the defeat of Poland in 1939, many Polish soldiers and civilians made their way to Syria
and France via Romania and Hungary, flocking to join the Polish Armed
Forces in the West. By May 1940 there were 84,500 men under arms in France
and Syria. In April 1940 a brigade took part in the battle for Norway
before returning to France. The Independent
Carpathian Rifle Brigade was formed in the French Levant (Syria) and
later came under British command in the Western Desert. Polish
formations took part in the battle for France and many were captured and
some were interned in Switzerland. Others made their way to the Atlantic ports where around
24,000 were evacuated to the Britain.
The Polish Army was located in Scotland from the summer of
1940 and began immediate rebuilding.
The troops were to remain in Scotland until the end of the war.
Organised into the Polish Corps (later the 1st Polish Corps
following the formation of the 2nd Corps in the Middle
Polish troops were involved in the defence of the Fife region of eastern
Scotland from a potential German invasion from Norway. The Corps became
the base on which the 1st Armoured Division, the 1st Independent Parachute
Brigade, the 4th Infantry Division and 16th Independent Armoured Brigade
The 1st Armoured Division served in
France and North West Europe after D-Day.

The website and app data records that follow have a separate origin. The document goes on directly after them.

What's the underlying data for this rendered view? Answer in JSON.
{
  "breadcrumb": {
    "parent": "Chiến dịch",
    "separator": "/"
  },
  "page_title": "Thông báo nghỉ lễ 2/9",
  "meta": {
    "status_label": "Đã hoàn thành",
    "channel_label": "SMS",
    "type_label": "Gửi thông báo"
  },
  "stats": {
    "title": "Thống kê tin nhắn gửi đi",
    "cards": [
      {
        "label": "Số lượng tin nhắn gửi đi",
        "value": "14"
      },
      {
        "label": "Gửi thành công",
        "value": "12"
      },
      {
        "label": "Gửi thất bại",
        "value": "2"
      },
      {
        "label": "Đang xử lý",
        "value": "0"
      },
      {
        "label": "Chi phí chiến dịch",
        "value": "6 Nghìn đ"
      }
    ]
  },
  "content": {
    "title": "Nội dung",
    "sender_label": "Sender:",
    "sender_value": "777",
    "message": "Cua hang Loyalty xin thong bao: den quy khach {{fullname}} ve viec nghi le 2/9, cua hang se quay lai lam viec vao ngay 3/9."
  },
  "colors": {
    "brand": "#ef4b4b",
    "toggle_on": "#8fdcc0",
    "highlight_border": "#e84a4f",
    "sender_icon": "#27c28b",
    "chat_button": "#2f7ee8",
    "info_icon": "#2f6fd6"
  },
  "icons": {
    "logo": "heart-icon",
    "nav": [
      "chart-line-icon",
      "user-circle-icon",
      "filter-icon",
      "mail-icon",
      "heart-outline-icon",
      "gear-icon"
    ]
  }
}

The 1st Polish Parachute Brigade, although trained to
fight in Poland, were dropped near Arnhem in September 1944.